§ **ACTIVITY**: Nothing but the records beneath, reproduced exactly, should appear in the answer.

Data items
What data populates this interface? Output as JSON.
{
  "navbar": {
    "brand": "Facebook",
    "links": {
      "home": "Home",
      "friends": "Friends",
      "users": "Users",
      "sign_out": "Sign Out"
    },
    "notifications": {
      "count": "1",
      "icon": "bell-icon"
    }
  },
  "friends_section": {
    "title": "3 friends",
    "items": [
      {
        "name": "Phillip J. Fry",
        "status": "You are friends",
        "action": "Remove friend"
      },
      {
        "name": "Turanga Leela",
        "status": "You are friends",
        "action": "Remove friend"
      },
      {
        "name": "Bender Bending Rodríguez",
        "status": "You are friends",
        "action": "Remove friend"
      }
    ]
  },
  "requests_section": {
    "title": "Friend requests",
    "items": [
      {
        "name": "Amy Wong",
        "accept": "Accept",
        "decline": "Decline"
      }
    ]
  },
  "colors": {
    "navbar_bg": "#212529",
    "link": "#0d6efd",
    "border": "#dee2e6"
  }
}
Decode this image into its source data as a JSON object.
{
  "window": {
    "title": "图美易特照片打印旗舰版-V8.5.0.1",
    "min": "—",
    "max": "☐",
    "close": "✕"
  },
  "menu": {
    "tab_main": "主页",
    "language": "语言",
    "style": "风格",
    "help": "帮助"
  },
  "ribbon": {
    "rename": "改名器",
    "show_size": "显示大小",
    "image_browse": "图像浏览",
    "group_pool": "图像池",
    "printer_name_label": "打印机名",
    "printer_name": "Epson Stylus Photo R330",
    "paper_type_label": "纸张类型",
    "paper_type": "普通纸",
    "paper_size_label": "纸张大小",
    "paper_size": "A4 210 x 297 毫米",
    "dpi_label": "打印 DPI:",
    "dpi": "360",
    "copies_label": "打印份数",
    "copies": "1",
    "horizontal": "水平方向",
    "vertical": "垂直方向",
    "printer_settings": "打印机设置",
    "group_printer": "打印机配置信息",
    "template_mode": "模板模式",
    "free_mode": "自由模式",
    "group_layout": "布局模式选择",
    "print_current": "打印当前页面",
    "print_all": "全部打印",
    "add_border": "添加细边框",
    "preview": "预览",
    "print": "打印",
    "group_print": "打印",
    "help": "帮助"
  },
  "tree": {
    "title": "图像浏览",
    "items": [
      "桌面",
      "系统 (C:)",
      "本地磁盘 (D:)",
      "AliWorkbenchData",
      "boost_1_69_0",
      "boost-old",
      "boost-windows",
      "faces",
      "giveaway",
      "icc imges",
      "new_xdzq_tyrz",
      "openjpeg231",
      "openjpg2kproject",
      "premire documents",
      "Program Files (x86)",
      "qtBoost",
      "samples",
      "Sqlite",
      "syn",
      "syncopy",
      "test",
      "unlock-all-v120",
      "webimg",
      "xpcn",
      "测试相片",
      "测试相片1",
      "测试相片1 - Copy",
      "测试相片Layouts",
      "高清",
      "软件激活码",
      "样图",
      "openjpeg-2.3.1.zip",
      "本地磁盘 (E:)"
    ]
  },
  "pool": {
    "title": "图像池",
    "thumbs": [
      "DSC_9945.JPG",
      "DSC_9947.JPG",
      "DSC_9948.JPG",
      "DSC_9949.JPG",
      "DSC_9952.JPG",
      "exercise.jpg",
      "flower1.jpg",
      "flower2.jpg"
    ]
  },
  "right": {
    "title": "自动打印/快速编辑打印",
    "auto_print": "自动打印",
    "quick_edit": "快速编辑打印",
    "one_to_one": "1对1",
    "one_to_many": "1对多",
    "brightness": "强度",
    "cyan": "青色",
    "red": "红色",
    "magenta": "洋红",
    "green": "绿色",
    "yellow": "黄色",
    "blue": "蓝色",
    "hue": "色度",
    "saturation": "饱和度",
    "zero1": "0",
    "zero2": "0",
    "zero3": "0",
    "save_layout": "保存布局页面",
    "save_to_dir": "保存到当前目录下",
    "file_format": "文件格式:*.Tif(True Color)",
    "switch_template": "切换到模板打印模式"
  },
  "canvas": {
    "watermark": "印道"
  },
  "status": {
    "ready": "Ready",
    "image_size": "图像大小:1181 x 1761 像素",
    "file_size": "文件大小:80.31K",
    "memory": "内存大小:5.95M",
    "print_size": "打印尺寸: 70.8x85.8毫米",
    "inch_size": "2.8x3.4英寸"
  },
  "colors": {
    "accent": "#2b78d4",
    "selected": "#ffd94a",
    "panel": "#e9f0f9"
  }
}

§ **SOLUTION BELOW**:
What data populates this interface? Output as JSON.
{
  "navbar": {
    "brand": "Facebook",
    "links": {
      "home": "Home",
      "friends": "Friends",
      "users": "Users",
      "sign_out": "Sign Out"
    },
    "notifications": {
      "count": "1",
      "icon": "bell-icon"
    }
  },
  "friends_section": {
    "title": "3 friends",
    "items": [
      {
        "name": "Phillip J. Fry",
        "status": "You are friends",
        "action": "Remove friend"
      },
      {
        "name": "Turanga Leela",
        "status": "You are friends",
        "action": "Remove friend"
      },
      {
        "name": "Bender Bending Rodríguez",
        "status": "You are friends",
        "action": "Remove friend"
      }
    ]
  },
  "requests_section": {
    "title": "Friend requests",
    "items": [
      {
        "name": "Amy Wong",
        "accept": "Accept",
        "decline": "Decline"
      }
    ]
  },
  "colors": {
    "navbar_bg": "#212529",
    "link": "#0d6efd",
    "border": "#dee2e6"
  }
}
Decode this image into its source data as a JSON object.
{
  "window": {
    "title": "图美易特照片打印旗舰版-V8.5.0.1",
    "min": "—",
    "max": "☐",
    "close": "✕"
  },
  "menu": {
    "tab_main": "主页",
    "language": "语言",
    "style": "风格",
    "help": "帮助"
  },
  "ribbon": {
    "rename": "改名器",
    "show_size": "显示大小",
    "image_browse": "图像浏览",
    "group_pool": "图像池",
    "printer_name_label": "打印机名",
    "printer_name": "Epson Stylus Photo R330",
    "paper_type_label": "纸张类型",
    "paper_type": "普通纸",
    "paper_size_label": "纸张大小",
    "paper_size": "A4 210 x 297 毫米",
    "dpi_label": "打印 DPI:",
    "dpi": "360",
    "copies_label": "打印份数",
    "copies": "1",
    "horizontal": "水平方向",
    "vertical": "垂直方向",
    "printer_settings": "打印机设置",
    "group_printer": "打印机配置信息",
    "template_mode": "模板模式",
    "free_mode": "自由模式",
    "group_layout": "布局模式选择",
    "print_current": "打印当前页面",
    "print_all": "全部打印",
    "add_border": "添加细边框",
    "preview": "预览",
    "print": "打印",
    "group_print": "打印",
    "help": "帮助"
  },
  "tree": {
    "title": "图像浏览",
    "items": [
      "桌面",
      "系统 (C:)",
      "本地磁盘 (D:)",
      "AliWorkbenchData",
      "boost_1_69_0",
      "boost-old",
      "boost-windows",
      "faces",
      "giveaway",
      "icc imges",
      "new_xdzq_tyrz",
      "openjpeg231",
      "openjpg2kproject",
      "premire documents",
      "Program Files (x86)",
      "qtBoost",
      "samples",
      "Sqlite",
      "syn",
      "syncopy",
      "test",
      "unlock-all-v120",
      "webimg",
      "xpcn",
      "测试相片",
      "测试相片1",
      "测试相片1 - Copy",
      "测试相片Layouts",
      "高清",
      "软件激活码",
      "样图",
      "openjpeg-2.3.1.zip",
      "本地磁盘 (E:)"
    ]
  },
  "pool": {
    "title": "图像池",
    "thumbs": [
      "DSC_9945.JPG",
      "DSC_9947.JPG",
      "DSC_9948.JPG",
      "DSC_9949.JPG",
      "DSC_9952.JPG",
      "exercise.jpg",
      "flower1.jpg",
      "flower2.jpg"
    ]
  },
  "right": {
    "title": "自动打印/快速编辑打印",
    "auto_print": "自动打印",
    "quick_edit": "快速编辑打印",
    "one_to_one": "1对1",
    "one_to_many": "1对多",
    "brightness": "强度",
    "cyan": "青色",
    "red": "红色",
    "magenta": "洋红",
    "green": "绿色",
    "yellow": "黄色",
    "blue": "蓝色",
    "hue": "色度",
    "saturation": "饱和度",
    "zero1": "0",
    "zero2": "0",
    "zero3": "0",
    "save_layout": "保存布局页面",
    "save_to_dir": "保存到当前目录下",
    "file_format": "文件格式:*.Tif(True Color)",
    "switch_template": "切换到模板打印模式"
  },
  "canvas": {
    "watermark": "印道"
  },
  "status": {
    "ready": "Ready",
    "image_size": "图像大小:1181 x 1761 像素",
    "file_size": "文件大小:80.31K",
    "memory": "内存大小:5.95M",
    "print_size": "打印尺寸: 70.8x85.8毫米",
    "inch_size": "2.8x3.4英寸"
  },
  "colors": {
    "accent": "#2b78d4",
    "selected": "#ffd94a",
    "panel": "#e9f0f9"
  }
}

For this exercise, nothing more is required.